Exercise prompt | Each line that has the string "this" must be copied from the records below.

[Opening Exercise materials section]

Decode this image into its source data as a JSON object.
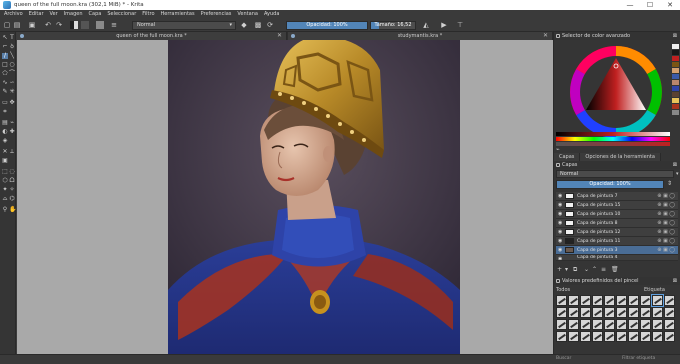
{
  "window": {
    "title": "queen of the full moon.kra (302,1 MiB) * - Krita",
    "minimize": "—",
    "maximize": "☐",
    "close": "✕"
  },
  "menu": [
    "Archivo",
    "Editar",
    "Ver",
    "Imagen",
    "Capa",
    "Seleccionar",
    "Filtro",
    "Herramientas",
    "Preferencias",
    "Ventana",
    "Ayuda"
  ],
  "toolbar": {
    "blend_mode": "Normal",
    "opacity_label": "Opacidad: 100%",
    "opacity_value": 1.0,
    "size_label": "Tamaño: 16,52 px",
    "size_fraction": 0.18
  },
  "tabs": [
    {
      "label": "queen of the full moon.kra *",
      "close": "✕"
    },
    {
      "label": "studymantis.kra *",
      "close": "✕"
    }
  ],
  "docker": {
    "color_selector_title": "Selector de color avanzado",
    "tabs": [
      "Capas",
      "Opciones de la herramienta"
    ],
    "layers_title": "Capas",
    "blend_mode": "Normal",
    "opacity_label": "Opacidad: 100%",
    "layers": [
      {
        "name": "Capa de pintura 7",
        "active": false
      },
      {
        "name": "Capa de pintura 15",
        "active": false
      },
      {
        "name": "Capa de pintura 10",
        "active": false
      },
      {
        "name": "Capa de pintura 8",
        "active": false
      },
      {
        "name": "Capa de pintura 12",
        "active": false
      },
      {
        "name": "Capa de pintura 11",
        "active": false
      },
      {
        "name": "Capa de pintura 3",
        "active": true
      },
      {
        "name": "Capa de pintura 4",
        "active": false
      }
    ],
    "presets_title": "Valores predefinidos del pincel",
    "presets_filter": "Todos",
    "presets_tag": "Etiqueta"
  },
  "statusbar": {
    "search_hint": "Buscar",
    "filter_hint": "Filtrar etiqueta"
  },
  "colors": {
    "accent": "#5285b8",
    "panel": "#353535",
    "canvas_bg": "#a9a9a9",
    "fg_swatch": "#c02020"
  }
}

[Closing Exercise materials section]
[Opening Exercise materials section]

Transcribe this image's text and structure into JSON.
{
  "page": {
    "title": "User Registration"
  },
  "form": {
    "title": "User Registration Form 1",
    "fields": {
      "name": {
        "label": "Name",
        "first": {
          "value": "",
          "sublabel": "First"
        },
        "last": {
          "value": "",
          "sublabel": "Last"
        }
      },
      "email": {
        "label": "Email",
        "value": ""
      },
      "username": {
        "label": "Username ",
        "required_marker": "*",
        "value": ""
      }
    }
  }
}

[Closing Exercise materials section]
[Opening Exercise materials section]

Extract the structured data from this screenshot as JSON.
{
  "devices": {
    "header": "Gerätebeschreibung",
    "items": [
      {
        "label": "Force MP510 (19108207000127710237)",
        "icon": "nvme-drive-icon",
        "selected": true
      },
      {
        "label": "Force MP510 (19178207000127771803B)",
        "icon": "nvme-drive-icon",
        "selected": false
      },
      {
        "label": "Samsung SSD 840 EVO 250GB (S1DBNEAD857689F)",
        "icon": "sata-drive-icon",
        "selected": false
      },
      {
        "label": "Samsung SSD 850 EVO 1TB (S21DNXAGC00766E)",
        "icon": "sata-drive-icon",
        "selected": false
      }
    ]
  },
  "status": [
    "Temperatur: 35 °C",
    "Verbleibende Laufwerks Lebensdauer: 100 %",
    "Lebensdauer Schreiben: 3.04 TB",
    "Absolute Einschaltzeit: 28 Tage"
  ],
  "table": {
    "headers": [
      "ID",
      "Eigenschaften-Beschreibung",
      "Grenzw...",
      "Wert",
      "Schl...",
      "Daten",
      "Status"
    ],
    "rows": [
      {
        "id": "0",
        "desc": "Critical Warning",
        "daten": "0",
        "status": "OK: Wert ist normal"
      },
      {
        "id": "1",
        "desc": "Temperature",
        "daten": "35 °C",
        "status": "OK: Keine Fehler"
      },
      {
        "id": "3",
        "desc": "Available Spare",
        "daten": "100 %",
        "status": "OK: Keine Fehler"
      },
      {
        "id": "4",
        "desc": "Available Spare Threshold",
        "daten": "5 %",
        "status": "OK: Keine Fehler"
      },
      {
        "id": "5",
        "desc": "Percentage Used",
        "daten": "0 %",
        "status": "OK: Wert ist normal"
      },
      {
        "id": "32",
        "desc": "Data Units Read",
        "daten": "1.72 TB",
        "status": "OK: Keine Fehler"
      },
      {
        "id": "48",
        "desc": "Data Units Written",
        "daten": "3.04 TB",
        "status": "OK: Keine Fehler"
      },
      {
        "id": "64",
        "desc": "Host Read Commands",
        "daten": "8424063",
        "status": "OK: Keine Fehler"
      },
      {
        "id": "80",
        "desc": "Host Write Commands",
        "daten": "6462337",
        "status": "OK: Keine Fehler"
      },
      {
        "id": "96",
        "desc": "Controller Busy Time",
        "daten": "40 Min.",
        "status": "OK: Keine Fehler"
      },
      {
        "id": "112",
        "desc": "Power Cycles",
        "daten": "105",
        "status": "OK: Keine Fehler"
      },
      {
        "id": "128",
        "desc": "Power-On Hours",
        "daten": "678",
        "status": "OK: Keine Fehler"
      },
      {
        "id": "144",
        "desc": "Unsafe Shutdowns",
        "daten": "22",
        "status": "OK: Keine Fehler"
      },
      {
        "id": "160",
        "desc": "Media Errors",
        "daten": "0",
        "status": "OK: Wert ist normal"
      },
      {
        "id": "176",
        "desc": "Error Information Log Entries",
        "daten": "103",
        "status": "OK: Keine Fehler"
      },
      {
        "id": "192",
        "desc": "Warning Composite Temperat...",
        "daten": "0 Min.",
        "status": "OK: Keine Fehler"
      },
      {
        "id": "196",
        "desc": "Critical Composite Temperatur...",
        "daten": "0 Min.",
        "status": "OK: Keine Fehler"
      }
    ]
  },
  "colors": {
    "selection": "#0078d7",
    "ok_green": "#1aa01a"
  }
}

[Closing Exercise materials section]

Answer area |
Decode this image into its source data as a JSON object.
Transcribe this image's text and structure into JSON.
Extract the structured data from this screenshot as JSON.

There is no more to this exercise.